Public sector banks write-off bad loans worth Rs 1.2 lakh crore in 2017-18

Public sector banks write-off bad loans worth Rs 1.2 lakh crore in 2017-18

Leaving no doubt that India’s public sector banks are in a big mess, an official data claims these struggling PSBs collectively wrote-off bad loans worth Rs 1.2-lakh crore in 2017-18 alone. In a double whammy to the PSBs, this was the same year when they posted losses of over Rs 85,370 crore. As per the data, this has happened for the first time in a decade that PSBs wrote-off loans worth over Rs 1 lakh crore. The overall write-offs have jumped four-times in the past five years. The NPA write-offs for 2017-18 alone stand at around 13 per cent of total non-performing assets in the banking sector.

As many as 21 state-owned banks made a combined profit of Rs 473.72 crore in 2016-17 and wrote-off NPAs worth Rs 81, 683 crore the same year. In 2015-16, the PSBs wrote-off NPAs worth Rs 57,585 crore; Rs 49,018 crore in 2014-15; and Rs 34,409 crore in 2013-14.

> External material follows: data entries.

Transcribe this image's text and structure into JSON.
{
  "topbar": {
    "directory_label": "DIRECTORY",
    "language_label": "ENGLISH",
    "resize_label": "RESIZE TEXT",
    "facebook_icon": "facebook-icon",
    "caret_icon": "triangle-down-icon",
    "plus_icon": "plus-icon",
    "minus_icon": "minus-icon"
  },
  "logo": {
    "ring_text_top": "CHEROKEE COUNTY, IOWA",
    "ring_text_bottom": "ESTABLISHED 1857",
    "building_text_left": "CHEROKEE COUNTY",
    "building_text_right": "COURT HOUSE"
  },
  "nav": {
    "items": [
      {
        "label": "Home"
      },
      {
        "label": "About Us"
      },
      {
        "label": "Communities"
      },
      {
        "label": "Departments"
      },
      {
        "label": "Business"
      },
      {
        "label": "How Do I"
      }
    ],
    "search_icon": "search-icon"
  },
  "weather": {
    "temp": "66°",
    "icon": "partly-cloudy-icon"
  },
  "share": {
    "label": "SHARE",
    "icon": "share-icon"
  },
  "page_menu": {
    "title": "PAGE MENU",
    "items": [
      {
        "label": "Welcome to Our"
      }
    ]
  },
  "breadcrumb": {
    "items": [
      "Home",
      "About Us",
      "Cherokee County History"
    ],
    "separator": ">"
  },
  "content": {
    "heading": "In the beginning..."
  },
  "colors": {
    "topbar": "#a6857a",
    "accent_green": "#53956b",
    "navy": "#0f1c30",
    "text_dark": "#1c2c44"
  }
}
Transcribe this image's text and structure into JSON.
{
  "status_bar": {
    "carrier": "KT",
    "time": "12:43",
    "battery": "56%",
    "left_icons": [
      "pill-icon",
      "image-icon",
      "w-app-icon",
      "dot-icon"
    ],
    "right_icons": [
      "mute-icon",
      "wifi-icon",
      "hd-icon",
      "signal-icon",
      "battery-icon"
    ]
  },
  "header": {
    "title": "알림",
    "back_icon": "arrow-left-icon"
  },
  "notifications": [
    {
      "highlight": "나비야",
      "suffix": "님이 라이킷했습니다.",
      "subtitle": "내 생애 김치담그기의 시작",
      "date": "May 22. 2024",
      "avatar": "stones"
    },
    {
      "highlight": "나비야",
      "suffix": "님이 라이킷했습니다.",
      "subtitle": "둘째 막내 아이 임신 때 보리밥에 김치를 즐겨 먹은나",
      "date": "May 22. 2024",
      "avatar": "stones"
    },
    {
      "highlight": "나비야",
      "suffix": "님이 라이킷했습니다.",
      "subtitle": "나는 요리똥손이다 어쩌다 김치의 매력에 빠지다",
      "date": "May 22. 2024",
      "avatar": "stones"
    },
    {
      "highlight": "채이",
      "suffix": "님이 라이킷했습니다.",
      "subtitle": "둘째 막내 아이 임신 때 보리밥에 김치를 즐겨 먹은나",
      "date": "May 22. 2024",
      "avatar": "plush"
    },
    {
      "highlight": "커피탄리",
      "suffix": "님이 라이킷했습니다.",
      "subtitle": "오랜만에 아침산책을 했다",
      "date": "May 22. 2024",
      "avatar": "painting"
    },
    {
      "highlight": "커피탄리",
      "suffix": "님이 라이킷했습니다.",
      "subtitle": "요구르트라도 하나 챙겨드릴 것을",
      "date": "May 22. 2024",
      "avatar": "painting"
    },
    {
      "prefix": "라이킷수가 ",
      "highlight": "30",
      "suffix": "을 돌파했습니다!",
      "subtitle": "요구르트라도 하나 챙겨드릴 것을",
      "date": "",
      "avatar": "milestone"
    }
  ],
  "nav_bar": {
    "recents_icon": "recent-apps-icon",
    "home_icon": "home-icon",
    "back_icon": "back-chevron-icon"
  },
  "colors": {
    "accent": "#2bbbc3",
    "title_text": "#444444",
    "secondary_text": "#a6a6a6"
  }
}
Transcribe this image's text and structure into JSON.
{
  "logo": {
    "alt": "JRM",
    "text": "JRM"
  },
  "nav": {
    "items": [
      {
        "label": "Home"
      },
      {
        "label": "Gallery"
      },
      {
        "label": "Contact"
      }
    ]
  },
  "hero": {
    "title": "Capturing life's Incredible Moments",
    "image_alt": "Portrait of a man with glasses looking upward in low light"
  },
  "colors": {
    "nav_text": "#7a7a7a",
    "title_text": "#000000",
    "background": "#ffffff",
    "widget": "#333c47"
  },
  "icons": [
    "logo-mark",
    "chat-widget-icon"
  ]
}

Of the total NPA write-offs in 2017-18, India’s biggest public sector bank SBI alone wrote-off around 25 per cent of the total bad loans at Rs 40,196 crore. Other public sector lenders following the State Bank of India included Canara Bank (Rs 8,310 crore), Punjab National Bank (Rs 7,407 crore) and Bank of Baroda (Rs 4,948 crore), a PTI report said.

Among 11 banks of the total 21 PSBs that have been put under the Prompt Corrective Action framework of the Reserve Bank of India, Indian Overseas Bank wrote-off NPAs worth Rs 10,307 crore, followed by Bank of India (Rs 9,093 crore), IDBI Bank (Rs 6,632 crore) and Allahabad Bank (Rs 3,648 crore).

Write-off in banking parlance means the bank provided full provision from its earnings against the non-performing asset. NPAs not only cause huge losses to banks but also affect their balance sheets and overall capacity to invest in companies.

Interestingly, 2017-18 was the year when many PSBs reported banking frauds worth thousands of crores of rupees. Prominent among those is Rs 14,000-crore fraud at Punjab National Bank’s Brady House branch in Mumbai, which involved diamond merchants Nirav Modi and Mehul Choksi.

To address the biggest issue ailing the banking sector, the government is planning to bring in stringent norms, including the idea of a ‘bad bank’ which can provide a parallel and robust mechanism along with Insolvency and Bankruptcy Code. On May 8, Interim Finance Minister Piyush Goyal said the centre has set up a committee of bankers to look into the possibility of forming a similar entity. Goyal said the panel, to be headed by the Punjab National Bank (PNB) Chief Sunil Mehta, would first find out if it’s a viable option for the Indian banking system and then suggest ways to set up an Asset Reconstruction Company (ARC) or Asset Management Company (AMC).

Once a bad bank is formed, banks divide its assets into two categories — one with non-performing assets and other risky liabilities and the other with healthy assets, which can help banks grow financially.